What straight people can learn about sex – from LGBTQ people
Thankfully, old-fashioned, derogatory euphemisms for people attracted to the same gender – such as ‘batting for the other team’ – are falling out of favour these days. Society is waking up to the fact that sexuality shouldn’t be discussed in divisive ‘us and them’ terms. Straight people and Lesbian, Gay, Bisexual, Trans and Queer (LGBTQ) people aren’t batting against each other on different sides. We’re all on the same squad: Team Human.
But that’s not to say all sexualities and sexual cultures are homogenous – and there’s a lot of positive things we can learn from one another, about everything from new ways to savour sensual pleasure, to fresh approaches to communication that can benefit all types of partnerships. After all, love is love, and the more we all talk about it openly and share our experiences, the more lovely life can be for everybody.
Traditional gender roles can be seriously limiting – no matter how you define your sexuality. Relationship mentor Vena Ramphal, star of the erotic education TV show Sex Pod, says: “I find many straight people feel tied to restrictive ideas of masculinity and femininity and get hung up on how they’re supposed to act as a ‘real man’ or a ‘good woman’; in contrast, gay culture is better at encouraging people to choose how they express their gender in a way that feels authentic and freeing to them, rather than following a rigid script. Letting go of the pressure to perform in a certain way that’s apparently dictated by what genitals you have can not only lead to more fulfilling, playful sex, but also a wider feeling of self-liberation that spills over into your social and professional life. LGBTQ communities teach that gender is a verb, not a noun: it’s something you do, not what you are.”
Cindy identifies herself as sexually fluid – she fancies both men and women, and her tastes tend to change over time. She agrees with Vena. “I think it’s important for everyone to recognise and challenge gender roles in their relationships, and consciously find ways to live that work for you as a couple or family, rather than blindly doing what mainstream culture expects of you,’ she says. ‘This involves examining yourself and what you really want, communicating that effectively and listening to your lover when they do the same. That way, you can avoid years of potential resentment about being “expected” to be dominant in bed.”
Putting the ‘P in the V’ isn’t the only way to have sex – and penetration doesn’t always have to be the ultimate aim.
As lesbian Abebi puts it: “I hate the term ‘foreplay’ – it suggests that any form of sexual touch that doesn’t involve putting a wiener in a vag-eena is just second-rate build-up to the main event of penetration. My experiences as a girl who likes girls suggest you don’t need a penis to have a great time and I wonder whether some straight couples could discover a whole new world of sensuous joy if they stopped seeing penetrative sex as the be all and end all. I suspect some men would welcome a break from them pumping away being viewed as such a big deal, too – it must be stressful to feel like the “success” of a sexual encounter rests entirely upon your erection.”
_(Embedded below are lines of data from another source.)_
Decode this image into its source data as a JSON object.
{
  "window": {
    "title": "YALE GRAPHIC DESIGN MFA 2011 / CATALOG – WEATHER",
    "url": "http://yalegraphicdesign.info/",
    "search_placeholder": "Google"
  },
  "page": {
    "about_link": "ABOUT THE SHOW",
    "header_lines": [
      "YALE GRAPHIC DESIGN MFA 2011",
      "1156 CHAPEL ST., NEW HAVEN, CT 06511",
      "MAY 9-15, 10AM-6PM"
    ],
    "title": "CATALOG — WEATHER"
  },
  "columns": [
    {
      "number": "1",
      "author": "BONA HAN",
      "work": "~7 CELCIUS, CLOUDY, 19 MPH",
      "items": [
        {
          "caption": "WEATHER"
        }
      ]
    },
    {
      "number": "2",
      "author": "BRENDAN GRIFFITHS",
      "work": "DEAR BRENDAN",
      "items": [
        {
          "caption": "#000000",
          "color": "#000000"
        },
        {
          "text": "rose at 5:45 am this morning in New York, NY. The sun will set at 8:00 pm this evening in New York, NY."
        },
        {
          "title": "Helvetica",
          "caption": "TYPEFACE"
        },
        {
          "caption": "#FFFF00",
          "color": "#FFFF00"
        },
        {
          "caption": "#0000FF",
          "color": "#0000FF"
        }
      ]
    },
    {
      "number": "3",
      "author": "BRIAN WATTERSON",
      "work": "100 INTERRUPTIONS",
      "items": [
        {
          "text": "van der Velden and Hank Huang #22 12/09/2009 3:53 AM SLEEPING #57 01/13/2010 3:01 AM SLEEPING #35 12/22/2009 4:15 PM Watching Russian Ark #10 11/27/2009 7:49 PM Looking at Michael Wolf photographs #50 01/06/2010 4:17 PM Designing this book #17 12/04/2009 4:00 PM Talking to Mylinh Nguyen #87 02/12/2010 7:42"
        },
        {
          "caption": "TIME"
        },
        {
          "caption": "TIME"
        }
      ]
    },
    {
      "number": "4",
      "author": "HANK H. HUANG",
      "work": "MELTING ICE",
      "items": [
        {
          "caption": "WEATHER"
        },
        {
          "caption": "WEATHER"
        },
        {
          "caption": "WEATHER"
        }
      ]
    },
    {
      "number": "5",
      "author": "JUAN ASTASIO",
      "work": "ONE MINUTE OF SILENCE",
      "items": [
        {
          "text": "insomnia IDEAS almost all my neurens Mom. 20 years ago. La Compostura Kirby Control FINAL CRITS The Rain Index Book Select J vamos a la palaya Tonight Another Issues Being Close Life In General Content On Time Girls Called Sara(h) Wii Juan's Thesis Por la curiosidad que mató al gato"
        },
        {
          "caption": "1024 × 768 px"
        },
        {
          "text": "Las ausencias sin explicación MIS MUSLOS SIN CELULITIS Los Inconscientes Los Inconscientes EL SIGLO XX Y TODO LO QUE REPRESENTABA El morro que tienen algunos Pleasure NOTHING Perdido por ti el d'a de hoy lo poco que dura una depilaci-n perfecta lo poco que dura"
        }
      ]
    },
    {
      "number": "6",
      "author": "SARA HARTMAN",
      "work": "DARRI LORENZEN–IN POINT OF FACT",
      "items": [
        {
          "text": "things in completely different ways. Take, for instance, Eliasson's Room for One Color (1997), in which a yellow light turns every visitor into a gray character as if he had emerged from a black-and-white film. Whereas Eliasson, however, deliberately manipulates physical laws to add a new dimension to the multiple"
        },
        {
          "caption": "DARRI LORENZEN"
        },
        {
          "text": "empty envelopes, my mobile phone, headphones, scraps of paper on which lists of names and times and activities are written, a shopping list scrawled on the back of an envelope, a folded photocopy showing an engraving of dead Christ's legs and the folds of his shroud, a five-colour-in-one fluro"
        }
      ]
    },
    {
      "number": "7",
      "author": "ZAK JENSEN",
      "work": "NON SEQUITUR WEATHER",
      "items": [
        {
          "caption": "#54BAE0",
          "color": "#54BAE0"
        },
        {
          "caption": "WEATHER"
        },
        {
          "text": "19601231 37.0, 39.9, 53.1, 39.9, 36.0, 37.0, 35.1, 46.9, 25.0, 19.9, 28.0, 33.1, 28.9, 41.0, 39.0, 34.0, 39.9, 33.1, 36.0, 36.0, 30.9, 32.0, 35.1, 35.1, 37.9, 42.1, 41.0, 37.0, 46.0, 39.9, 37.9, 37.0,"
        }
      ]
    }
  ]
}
Dr Meg-John Barker tutors sex, gender and relationships via the Open University, and is co-author of Enjoy Sex (How, When And If You Want To) with sex educator Justin Hancock. Dr Barker says: “Because intimate interactions between queer people often involve bodies that can’t conform to the standard ‘penis in vagina’ model of intercourse, their definition of what “sex” is becomes more flexible – and it can be more luscious, too. Some queer couples take turns to focus on one person’s pleasure each time they play, rather than always seeking to please them both at once, and many experiment with stimulating other parts of the brain and body apart from the genitalia, too.”
A DEEPER LEVEL
Knowing yourself – and accepting yourself – provides a solid foundation for interacting with others.
Juliette Prais, CEO of queer dating and matchmaking company Pink Lobster, says: “Queer people have often faced challenging times while growing up and figuring out their identities, which sometimes force them to examine themselves on a deeper level than some straight individuals. I’d encourage heterosexual folks to develop their self-awareness in whatever ways they find helpful (self-help books, open-minded conversations with friends and so on), because truly knowing yourself helps prevent you entering into a relationship where you’re unwittingly moulded to another person’s desires.”
Jess Wilde from online erotic retailer Lovehoney muses, “If you’re part of a [cis] same-sex pair, you may well have a better understanding of how things feel in bed for your lover, because you have similar bodies, and can experience the same sorts of touch.” Straight couples can improve their lovemaking by educating themselves as much as possible about the anatomy and physical workings of the opposite sex – from periods and G-spots to prostates and scrotums. So, do your homework, ask questions to expand your knowledge and enjoy exploring the whole of each other.
Read more: Sex quiz — how satisfied are you with your sex life?